Task brief » Every line holding "subtitle" should be copied from the records below.

Data under study »
* * *

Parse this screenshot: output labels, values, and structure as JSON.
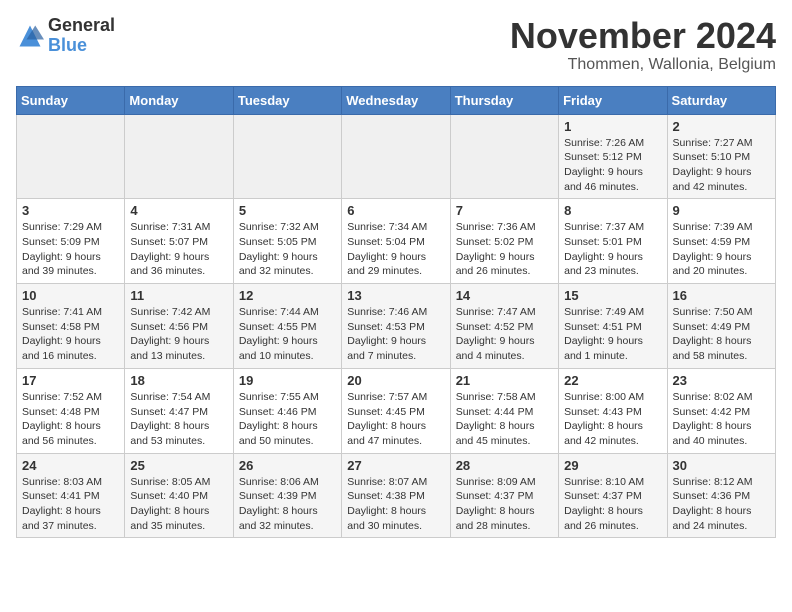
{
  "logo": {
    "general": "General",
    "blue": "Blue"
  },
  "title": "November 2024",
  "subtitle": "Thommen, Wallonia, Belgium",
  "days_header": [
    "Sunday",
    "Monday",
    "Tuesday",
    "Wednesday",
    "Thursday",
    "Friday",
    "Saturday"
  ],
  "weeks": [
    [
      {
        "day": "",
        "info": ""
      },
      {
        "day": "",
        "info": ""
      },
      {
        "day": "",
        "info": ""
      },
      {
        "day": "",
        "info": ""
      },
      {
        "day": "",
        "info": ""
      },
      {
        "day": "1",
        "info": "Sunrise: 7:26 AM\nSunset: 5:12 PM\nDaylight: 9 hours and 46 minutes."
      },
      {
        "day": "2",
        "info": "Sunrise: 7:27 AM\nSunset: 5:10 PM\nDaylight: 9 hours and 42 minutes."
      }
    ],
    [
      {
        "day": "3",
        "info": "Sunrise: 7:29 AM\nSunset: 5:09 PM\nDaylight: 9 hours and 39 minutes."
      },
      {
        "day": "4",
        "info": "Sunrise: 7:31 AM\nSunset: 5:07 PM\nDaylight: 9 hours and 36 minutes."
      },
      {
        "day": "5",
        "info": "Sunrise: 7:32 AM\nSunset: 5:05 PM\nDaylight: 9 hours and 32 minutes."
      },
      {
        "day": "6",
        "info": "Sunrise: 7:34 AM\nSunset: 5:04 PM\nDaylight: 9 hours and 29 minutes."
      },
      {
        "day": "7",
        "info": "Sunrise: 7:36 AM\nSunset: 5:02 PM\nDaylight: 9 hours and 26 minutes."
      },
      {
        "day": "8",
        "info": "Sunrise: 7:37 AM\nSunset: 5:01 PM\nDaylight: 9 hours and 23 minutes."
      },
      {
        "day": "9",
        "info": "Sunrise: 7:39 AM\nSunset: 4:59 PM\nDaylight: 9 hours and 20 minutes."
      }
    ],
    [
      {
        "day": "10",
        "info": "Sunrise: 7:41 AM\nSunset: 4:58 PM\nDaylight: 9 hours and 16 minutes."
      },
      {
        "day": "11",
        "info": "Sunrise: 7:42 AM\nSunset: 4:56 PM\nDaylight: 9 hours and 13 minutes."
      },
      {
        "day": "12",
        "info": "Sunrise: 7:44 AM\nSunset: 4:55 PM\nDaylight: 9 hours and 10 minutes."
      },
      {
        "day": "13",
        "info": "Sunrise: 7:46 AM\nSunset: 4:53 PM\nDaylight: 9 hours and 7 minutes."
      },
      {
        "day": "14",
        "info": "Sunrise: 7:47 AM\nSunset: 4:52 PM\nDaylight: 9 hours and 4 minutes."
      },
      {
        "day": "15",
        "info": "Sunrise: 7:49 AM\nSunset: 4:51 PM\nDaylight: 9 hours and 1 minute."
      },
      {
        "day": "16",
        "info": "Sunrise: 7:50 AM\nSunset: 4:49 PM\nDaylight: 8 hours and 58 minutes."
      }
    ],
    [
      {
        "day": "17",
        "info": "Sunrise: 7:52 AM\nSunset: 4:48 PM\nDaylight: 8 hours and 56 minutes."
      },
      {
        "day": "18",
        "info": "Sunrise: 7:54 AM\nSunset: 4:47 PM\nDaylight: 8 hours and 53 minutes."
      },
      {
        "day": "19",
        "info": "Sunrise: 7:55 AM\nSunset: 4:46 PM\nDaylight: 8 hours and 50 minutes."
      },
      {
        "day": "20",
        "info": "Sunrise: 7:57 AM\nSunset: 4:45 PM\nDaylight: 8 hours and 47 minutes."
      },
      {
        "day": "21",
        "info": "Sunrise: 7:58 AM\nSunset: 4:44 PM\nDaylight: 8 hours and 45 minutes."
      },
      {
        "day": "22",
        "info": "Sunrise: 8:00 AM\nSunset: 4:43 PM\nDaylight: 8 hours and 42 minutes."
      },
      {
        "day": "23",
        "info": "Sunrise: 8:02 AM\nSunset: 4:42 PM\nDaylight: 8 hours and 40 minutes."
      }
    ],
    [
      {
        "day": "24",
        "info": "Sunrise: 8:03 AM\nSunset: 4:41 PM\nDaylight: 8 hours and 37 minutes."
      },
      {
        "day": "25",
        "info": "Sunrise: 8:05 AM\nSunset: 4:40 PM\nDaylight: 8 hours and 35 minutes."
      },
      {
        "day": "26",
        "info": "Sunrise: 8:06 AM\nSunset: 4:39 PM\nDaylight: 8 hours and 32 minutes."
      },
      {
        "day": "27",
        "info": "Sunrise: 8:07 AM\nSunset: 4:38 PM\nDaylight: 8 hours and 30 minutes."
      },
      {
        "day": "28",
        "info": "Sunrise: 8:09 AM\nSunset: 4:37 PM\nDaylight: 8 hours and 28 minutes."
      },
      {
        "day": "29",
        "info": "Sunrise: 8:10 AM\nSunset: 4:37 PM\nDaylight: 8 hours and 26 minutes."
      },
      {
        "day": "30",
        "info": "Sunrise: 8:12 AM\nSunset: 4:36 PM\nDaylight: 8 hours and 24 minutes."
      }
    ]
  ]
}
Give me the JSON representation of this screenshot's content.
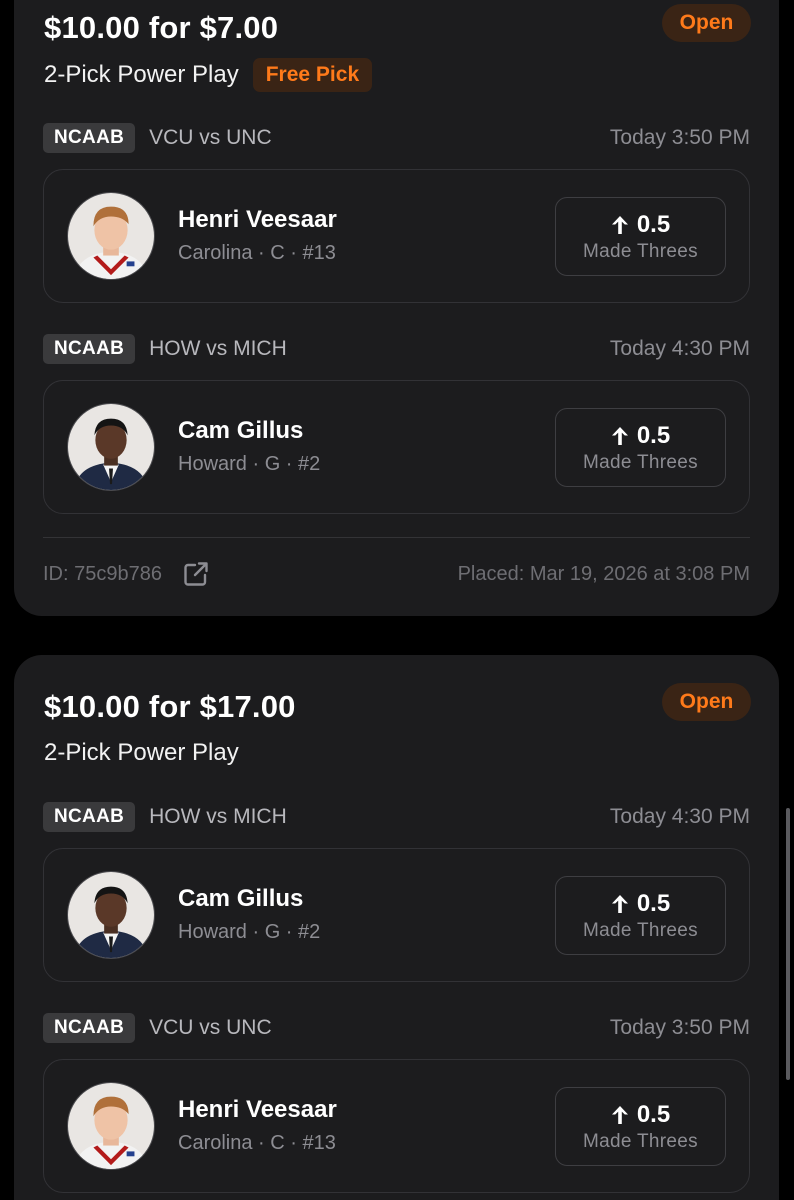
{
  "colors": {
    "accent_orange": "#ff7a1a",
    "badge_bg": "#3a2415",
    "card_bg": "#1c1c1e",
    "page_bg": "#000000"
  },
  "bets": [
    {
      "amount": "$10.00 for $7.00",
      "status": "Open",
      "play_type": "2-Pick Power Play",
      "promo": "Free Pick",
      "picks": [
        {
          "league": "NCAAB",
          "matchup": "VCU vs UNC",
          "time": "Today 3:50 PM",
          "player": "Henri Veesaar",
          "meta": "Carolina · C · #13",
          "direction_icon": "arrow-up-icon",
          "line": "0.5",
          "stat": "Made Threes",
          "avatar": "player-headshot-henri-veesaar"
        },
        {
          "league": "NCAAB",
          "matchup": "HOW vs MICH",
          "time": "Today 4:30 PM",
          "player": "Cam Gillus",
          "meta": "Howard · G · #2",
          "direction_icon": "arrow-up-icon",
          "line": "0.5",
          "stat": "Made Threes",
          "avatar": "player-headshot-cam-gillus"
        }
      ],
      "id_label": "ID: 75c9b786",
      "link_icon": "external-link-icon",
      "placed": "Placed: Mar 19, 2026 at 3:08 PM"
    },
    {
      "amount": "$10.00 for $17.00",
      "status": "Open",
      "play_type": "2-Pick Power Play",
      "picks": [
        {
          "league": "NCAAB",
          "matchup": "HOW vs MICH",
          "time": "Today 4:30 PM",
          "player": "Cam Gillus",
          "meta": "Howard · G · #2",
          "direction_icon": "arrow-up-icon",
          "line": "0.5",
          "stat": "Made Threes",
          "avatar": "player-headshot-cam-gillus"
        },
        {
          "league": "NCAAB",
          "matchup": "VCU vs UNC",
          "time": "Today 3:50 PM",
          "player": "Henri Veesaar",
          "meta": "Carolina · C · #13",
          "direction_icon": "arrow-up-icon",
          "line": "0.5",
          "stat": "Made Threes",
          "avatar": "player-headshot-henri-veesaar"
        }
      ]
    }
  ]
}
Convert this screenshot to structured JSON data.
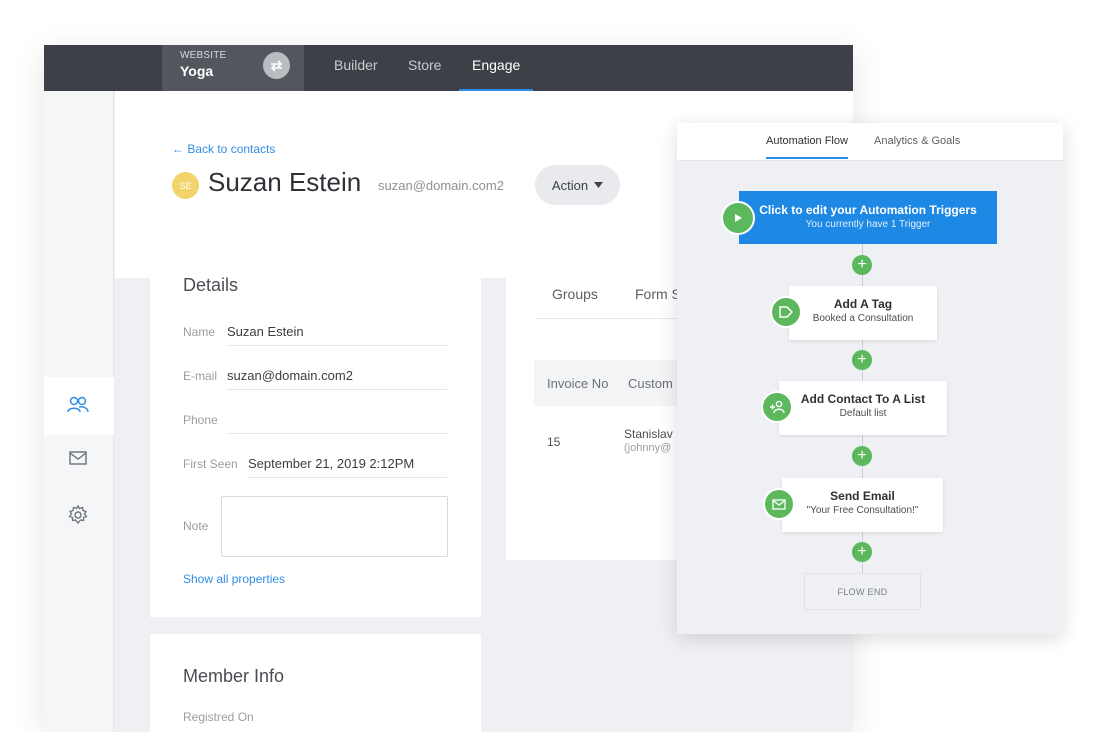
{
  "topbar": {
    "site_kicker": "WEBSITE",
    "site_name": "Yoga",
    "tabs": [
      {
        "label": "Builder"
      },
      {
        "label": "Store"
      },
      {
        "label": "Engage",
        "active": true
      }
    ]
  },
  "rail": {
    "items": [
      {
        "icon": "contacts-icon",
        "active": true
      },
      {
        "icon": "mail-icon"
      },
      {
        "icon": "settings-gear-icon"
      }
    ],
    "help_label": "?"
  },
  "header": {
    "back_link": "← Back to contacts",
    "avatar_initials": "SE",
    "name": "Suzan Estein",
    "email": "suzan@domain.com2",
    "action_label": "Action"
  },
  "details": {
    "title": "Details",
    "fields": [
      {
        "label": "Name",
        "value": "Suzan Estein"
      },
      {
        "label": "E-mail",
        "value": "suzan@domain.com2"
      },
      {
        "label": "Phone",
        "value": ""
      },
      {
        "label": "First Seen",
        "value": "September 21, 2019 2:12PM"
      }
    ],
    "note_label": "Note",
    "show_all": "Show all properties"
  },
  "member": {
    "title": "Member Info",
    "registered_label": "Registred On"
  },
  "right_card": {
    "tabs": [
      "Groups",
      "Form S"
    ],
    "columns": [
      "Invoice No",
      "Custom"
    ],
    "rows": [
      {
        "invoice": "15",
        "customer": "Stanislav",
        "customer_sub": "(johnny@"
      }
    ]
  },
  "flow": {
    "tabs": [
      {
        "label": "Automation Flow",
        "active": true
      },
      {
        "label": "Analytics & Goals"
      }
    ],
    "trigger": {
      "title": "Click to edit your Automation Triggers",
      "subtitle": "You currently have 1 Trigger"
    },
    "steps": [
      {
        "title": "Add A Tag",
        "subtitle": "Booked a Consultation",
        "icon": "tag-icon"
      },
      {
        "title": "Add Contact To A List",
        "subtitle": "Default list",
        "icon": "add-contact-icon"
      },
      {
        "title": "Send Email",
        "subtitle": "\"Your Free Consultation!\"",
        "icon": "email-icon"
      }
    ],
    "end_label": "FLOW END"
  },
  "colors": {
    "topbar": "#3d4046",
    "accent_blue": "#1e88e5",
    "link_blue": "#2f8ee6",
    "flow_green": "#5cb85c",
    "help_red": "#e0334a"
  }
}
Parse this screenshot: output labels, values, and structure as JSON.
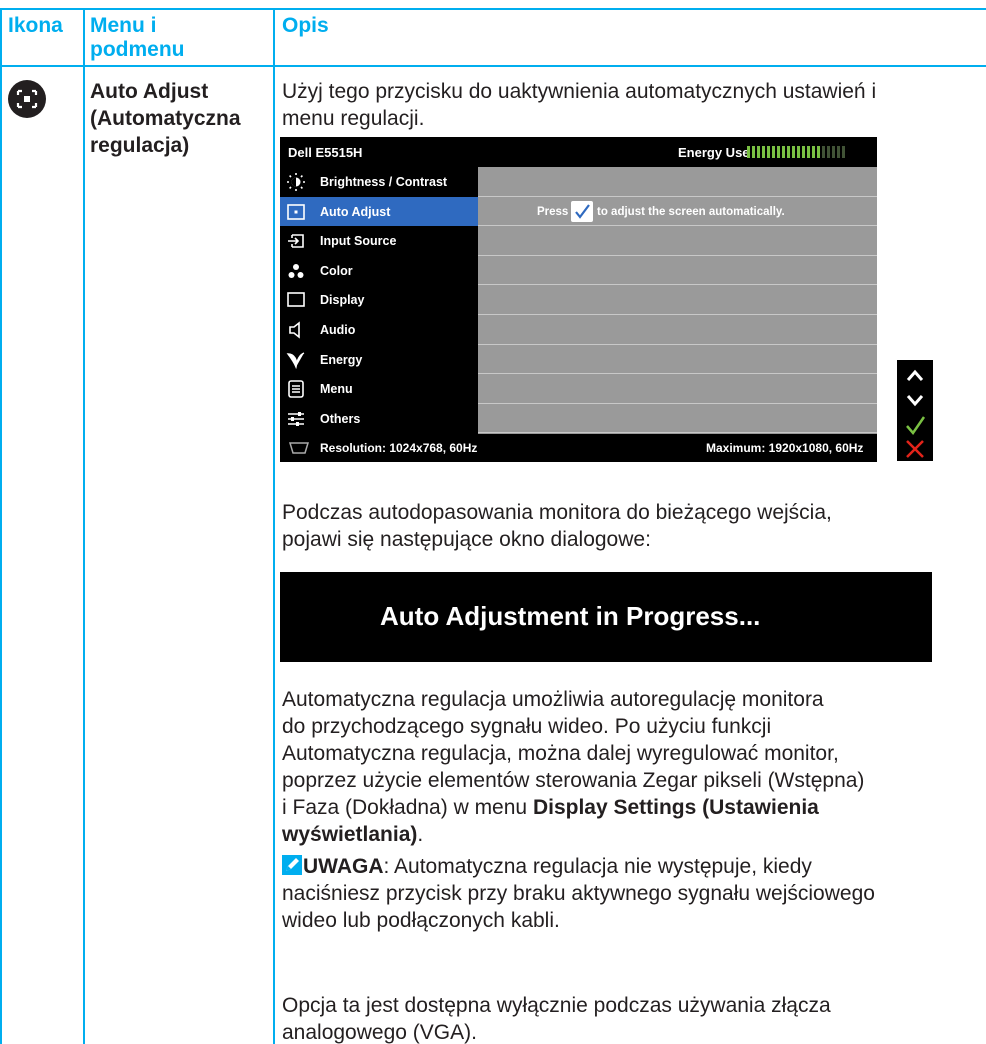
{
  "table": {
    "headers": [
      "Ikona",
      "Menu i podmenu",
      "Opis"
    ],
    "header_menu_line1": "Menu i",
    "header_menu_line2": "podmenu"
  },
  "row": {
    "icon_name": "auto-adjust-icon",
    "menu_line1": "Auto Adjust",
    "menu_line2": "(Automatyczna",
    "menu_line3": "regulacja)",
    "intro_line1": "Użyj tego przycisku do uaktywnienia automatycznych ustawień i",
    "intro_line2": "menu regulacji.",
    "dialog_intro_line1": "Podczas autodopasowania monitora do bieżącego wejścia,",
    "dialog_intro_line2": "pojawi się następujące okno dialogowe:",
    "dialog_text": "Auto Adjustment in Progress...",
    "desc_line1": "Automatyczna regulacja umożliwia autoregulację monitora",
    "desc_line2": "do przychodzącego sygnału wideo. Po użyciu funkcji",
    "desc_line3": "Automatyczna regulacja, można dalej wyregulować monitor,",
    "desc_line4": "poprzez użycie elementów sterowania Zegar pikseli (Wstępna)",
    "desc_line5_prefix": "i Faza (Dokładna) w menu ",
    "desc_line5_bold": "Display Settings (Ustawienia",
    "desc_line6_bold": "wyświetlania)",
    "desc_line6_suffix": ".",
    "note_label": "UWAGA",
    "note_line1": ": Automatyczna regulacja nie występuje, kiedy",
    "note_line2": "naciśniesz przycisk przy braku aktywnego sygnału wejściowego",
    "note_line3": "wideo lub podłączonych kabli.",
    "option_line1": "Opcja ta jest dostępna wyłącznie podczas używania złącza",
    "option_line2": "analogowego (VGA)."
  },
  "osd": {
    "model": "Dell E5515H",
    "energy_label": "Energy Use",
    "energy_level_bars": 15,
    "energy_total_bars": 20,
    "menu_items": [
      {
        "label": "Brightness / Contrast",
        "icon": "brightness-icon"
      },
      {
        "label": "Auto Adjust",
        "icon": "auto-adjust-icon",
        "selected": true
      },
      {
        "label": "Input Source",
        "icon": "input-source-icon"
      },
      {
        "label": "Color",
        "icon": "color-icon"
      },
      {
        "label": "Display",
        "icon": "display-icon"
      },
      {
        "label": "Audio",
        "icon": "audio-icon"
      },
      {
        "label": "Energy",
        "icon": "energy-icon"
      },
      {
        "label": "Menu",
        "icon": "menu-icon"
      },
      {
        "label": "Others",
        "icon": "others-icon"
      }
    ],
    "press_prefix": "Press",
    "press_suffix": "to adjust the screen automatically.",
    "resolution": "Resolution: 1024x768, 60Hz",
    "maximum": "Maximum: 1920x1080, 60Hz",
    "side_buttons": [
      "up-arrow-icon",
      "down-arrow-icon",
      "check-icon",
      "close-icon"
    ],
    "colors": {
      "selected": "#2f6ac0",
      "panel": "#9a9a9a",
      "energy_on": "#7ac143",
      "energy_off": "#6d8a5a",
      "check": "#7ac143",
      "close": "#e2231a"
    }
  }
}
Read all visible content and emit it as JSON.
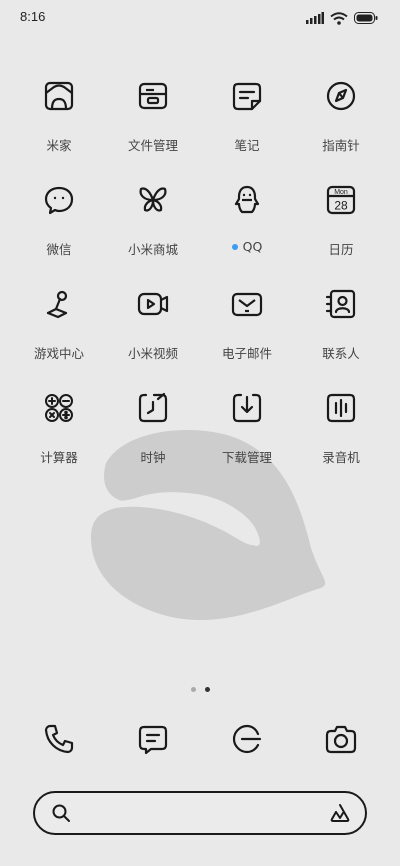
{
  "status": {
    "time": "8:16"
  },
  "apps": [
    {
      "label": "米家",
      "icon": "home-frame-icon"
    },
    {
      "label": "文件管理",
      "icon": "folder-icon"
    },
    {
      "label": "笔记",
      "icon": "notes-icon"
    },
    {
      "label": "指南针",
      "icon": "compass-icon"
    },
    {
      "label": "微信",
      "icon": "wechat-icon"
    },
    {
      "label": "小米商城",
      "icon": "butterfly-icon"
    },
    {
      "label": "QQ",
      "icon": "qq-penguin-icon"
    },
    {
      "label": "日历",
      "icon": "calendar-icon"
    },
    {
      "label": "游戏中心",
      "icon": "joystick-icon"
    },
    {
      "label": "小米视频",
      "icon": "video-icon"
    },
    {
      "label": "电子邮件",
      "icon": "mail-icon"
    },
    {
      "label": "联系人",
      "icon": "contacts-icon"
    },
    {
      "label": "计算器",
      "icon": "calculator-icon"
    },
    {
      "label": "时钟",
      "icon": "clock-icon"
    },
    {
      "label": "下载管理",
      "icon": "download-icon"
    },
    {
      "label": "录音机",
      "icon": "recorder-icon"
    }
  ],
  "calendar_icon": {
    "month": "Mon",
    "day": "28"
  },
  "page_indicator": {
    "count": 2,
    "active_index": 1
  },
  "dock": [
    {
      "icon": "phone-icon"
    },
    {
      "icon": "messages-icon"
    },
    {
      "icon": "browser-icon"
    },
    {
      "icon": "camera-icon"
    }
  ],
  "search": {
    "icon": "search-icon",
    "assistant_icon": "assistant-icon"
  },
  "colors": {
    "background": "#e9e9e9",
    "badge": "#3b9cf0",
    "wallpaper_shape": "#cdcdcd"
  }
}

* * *

Result of the exercise »
  "subtitle": "Thommen, Wallonia, Belgium",
      "subtitle": "You currently have 1 Trigger"
        "subtitle": "Booked a Consultation",
        "subtitle": "Default list",
        "subtitle": "\"Your Free Consultation!\"",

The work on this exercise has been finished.